Pigments, like chlorophyll and carotenoids, absorb and reflect light at a certain region of the electromagnetic spectrum.
- Differentiate between chlorophyll and carotenoids.
- Plant pigment molecules absorb only light in the wavelength range of 700 nm to 400 nm; this range is referred to as photosynthetically-active radiation.
- Violet and blue have the shortest wavelengths and the most energy, whereas red has the longest wavelengths and carries the least amount of energy.
- Pigments reflect or transmit the wavelengths they cannot absorb, making them appear in the corresponding color.
- Chorophylls and carotenoids are the major pigments in plants; while there are dozens of carotenoids, there are only five important chorophylls: a, b, c, d, and bacteriochlorophyll.
- Chlorophyll a absorbs light in the blue-violet region, chlorophyll b absorbs red-blue light, and both a and b reflect green light (which is why chlorophyll appears green).
- Carotenoids absorb light in the blue-green and violet region and reflect the longer yellow, red, and orange wavelengths; these pigments also dispose excess energy out of the cell.
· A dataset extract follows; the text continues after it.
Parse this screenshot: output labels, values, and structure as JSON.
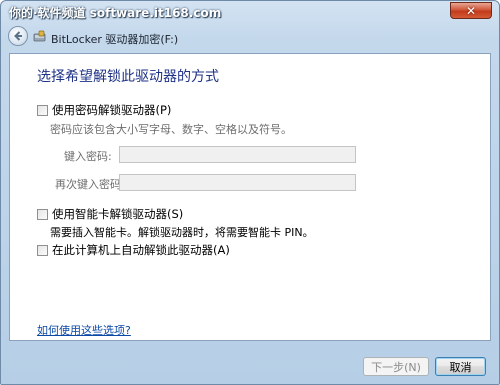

- chlorophyll: Any of a group of green pigments that are found in the chloroplasts of plants and in other photosynthetic organisms such as cyanobacteria.
- carotenoid: Any of a class of yellow to red plant pigments including the carotenes and xanthophylls.
- spectrophotometer: An instrument used to measure the intensity of electromagnetic radiation at different wavelengths.
Absorption of Light
Light energy initiates the process of photosynthesis when pigments absorb the light. Organic pigments have a narrow range of energy levels that they can absorb. Energy levels lower than those represented by red light are insufficient to raise an orbital electron to an excited, or quantum, state. Energy levels higher than those in blue light will physically tear the molecules apart, a process called bleaching. For example, retinal pigments can only “see” (absorb) 700 nm to 400 nm light; this is visible light. For the same reasons, plant pigment molecules absorb only light in the wavelength range of 700 nm to 400 nm; plant physiologists refer to this range for plants as photosynthetically-active radiation.
The visible light seen by humans as the color white light actually exists in a rainbow of colors in the electromagnetic spectrum, with violet and blue having shorter wavelengths and, thus, higher energy. At the other end of the spectrum, toward red, the wavelengths are longer and have lower energy.
Different kinds of pigments exist, each of which has evolved to absorb only certain wavelengths or colors of visible light. Pigments reflect or transmit the wavelengths they cannot absorb, making them appear in the corresponding color.
Chlorophylls and carotenoids are the two major classes of photosynthetic pigments found in plants and algae; each class has multiple types of pigment molecules. There are five major chlorophylls: a, b, c and d, along with a related molecule found in prokaryotes called bacteriochlorophyll.
With dozens of different forms, carotenoids are a much larger group of pigments. The carotenoids found in fruit, such as the red of tomato (lycopene), the yellow of corn seeds (zeaxanthin), or the orange of an orange peel (β-carotene), are used to attract seed-dispersing organisms. In photosynthesis, carotenoids function as photosynthetic pigments that are very efficient molecules for the disposal of excess energy. When a leaf is exposed to full sun, the light-dependent reactions are required to process an enormous amount of energy; if that energy is not handled properly, it can do significant damage. Therefore, many carotenoids are stored in the thylakoid membrane to absorb excess energy and safely release that energy as heat.
Each type of pigment can be identified by the specific pattern of wavelengths it absorbs from visible light, which is the absorption spectrum. Chlorophyll a absorbs light in the blue-violet region, while chlorophyll b absorbs red-blue light. Neither a or b absorb green light; because green is reflected or transmitted, chlorophyll appears green. Carotenoids absorb light in the blue-green and violet region and reflect the longer yellow, red, and orange wavelengths.
Many photosynthetic organisms have a mixture of pigments. In this way organisms can absorb energy from a wider range of wavelengths. Not all photosynthetic organisms have full access to sunlight. Some organisms grow underwater where light intensity and quality decrease and change with depth. Other organisms grow in competition for light. Plants on the rainforest floor must be able to absorb any light that comes through because the taller trees absorb most of the sunlight and scatter the remaining solar radiation
When studying a photosynthetic organism, scientists can determine the types of pigments present by using a spectrophotometer. These instruments can differentiate which wavelengths of light a substance can absorb. Spectrophotometers measure transmitted light and compute its absorption. By extracting pigments from leaves and placing these samples into a spectrophotometer, scientists can identify which wavelengths of light an organism can absorb.